After compiling the reduced set of possible association vectors, the method clusters together subjects that follow the same pattern across conditions. For example, the results could tell researchers sets of genes that are collectively up-regulated in some cell types, but down-regulated in others.
The researchers tested their method on data collected from experiments using a technology called RNA-seq, which can measure the amount of RNA made from all the genes being expressed in a cell, to examine whether certain genes help determine which types of cells the hematopoietic stem cell ultimately turns into.
“Compared to the popular pair-wise method, our results are more specific,” said Li. “Our gene list is more succinct and biologically more relevant.”
While the traditional pair-wise method identified six to seven thousand genes of interest, CLIMB produced a much narrower list of two to three thousand genes, with at least a thousand of those genes identified in both analyses.
“The different blood cell types have a variety of functions — some become red blood cells and others become immune cells — and we wanted to know which genes are more likely to be involved in determining each distinct cell types,” said Ross Hardison, T. Ming Chu Professor of Biochemistry and Molecular Biology at Penn State. “The CLIMB approach pulled out some important genes; some of them we already knew about and others add to what we know. But the difference is these results were a lot more specific and a lot more interpretable than those from previous analyses.”
The researchers also used CLIMB on data produced from a different experimental technology, ChIP-seq, that can identify where along the genome certain proteins bind to the DNA. They explored how the binding of a protein called CTCF — a transcription factor that helps establish interactions needed for gene regulation in the cell nucleus — does or does not change across 17 cells populations that all derive from the same hematopoietic stem cell. The CLIMB analysis identified distinct categories of CTCF-bound sites, some that reveal roles for this transcription factor in all blood cells and others showing roles in specific cell types.
Lastly, the team explored data from a yet another experimental technology, called DNase-seq, which can identify locations of regulatory regions, to compare accessibility of chromatin — a complex of DNA and proteins — in 38 human cell types.

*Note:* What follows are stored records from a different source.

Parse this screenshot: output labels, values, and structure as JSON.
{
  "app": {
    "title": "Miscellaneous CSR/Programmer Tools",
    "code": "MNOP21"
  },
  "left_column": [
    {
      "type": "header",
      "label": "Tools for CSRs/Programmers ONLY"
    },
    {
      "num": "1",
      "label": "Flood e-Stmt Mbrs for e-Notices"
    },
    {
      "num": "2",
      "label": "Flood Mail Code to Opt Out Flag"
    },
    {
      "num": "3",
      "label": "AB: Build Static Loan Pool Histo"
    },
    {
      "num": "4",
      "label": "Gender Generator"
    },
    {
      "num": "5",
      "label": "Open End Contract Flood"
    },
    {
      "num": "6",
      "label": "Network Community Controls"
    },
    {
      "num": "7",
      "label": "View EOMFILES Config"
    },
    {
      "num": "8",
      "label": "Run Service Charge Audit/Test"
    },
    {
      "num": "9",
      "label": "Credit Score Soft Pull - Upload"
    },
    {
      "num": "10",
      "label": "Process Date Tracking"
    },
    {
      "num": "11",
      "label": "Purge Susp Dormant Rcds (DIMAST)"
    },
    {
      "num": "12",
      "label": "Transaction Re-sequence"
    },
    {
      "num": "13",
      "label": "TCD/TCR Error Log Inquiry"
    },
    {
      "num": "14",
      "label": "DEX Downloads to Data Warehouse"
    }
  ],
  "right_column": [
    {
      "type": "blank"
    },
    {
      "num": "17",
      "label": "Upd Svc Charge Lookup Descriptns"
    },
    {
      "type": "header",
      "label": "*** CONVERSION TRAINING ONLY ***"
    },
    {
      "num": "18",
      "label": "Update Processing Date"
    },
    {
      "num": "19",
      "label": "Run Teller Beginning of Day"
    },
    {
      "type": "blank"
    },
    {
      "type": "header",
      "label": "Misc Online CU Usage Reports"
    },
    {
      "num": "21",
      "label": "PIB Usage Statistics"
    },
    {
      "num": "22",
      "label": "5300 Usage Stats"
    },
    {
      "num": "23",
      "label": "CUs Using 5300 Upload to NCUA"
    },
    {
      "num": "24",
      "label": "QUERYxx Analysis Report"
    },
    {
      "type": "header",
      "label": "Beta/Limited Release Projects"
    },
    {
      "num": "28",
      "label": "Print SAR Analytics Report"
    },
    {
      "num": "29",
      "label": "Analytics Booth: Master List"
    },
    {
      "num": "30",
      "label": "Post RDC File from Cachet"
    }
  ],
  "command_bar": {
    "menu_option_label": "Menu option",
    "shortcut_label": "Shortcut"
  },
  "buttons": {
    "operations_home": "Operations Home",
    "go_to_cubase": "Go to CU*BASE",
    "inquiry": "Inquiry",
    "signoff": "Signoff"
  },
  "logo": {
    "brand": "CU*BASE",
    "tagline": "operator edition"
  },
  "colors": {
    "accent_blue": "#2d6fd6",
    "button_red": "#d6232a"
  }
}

“For all three tests, we wanted to see if our results had biological relevance, so we compared our results against independent data, such as studies of high-throughput sequencing of histone modifications and transcription factor footprinting.” said Koch. “In each case, our results correspond with these other methods. Next, we would like to improve the computational speed of our method and increase the number of conditions it can handle. For example, chromatin-accessibility data are available for many more cell types, so we’d love to increase the scale of CLIMB.”
In addition to Li, Koch, and Hardison, the research team includes Cheryl Keller, Guanjue Xiang, and Belinda Giardine at Penn State, Feipeng Zhang at Xi’an Jiaotong University in China, and Yicheng Wang at University of British Columbia in Canada. This research was supported by the National Institutes of Health, including the National Institute of General Medical Sciences, the National Human Genome Research Institute, and the National Institute of Diabetes and Digestive and Kidney Diseases.